**Available data:**
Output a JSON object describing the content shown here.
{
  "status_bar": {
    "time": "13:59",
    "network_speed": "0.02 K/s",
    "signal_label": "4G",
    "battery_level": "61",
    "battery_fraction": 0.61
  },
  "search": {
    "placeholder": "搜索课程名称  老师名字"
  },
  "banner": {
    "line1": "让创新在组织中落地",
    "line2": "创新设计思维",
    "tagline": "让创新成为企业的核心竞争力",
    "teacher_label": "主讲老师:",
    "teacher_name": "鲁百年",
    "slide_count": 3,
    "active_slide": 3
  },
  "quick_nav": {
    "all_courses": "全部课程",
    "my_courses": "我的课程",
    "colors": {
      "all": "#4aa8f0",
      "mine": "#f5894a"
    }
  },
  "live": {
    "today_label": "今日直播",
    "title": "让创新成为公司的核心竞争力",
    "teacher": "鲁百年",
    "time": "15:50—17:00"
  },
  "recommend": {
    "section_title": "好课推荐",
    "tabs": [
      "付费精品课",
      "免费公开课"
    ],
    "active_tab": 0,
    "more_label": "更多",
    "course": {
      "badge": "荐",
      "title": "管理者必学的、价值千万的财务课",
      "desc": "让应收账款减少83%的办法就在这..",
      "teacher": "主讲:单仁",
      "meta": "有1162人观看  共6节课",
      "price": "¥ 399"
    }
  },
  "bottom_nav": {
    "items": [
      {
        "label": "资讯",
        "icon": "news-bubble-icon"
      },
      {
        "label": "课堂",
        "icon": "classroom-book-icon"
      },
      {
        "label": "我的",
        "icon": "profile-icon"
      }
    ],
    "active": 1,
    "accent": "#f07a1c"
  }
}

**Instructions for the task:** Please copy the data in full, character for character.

**Output of the exercise:**
Output a JSON object describing the content shown here.
{
  "status_bar": {
    "time": "13:59",
    "network_speed": "0.02 K/s",
    "signal_label": "4G",
    "battery_level": "61",
    "battery_fraction": 0.61
  },
  "search": {
    "placeholder": "搜索课程名称  老师名字"
  },
  "banner": {
    "line1": "让创新在组织中落地",
    "line2": "创新设计思维",
    "tagline": "让创新成为企业的核心竞争力",
    "teacher_label": "主讲老师:",
    "teacher_name": "鲁百年",
    "slide_count": 3,
    "active_slide": 3
  },
  "quick_nav": {
    "all_courses": "全部课程",
    "my_courses": "我的课程",
    "colors": {
      "all": "#4aa8f0",
      "mine": "#f5894a"
    }
  },
  "live": {
    "today_label": "今日直播",
    "title": "让创新成为公司的核心竞争力",
    "teacher": "鲁百年",
    "time": "15:50—17:00"
  },
  "recommend": {
    "section_title": "好课推荐",
    "tabs": [
      "付费精品课",
      "免费公开课"
    ],
    "active_tab": 0,
    "more_label": "更多",
    "course": {
      "badge": "荐",
      "title": "管理者必学的、价值千万的财务课",
      "desc": "让应收账款减少83%的办法就在这..",
      "teacher": "主讲:单仁",
      "meta": "有1162人观看  共6节课",
      "price": "¥ 399"
    }
  },
  "bottom_nav": {
    "items": [
      {
        "label": "资讯",
        "icon": "news-bubble-icon"
      },
      {
        "label": "课堂",
        "icon": "classroom-book-icon"
      },
      {
        "label": "我的",
        "icon": "profile-icon"
      }
    ],
    "active": 1,
    "accent": "#f07a1c"
  }
}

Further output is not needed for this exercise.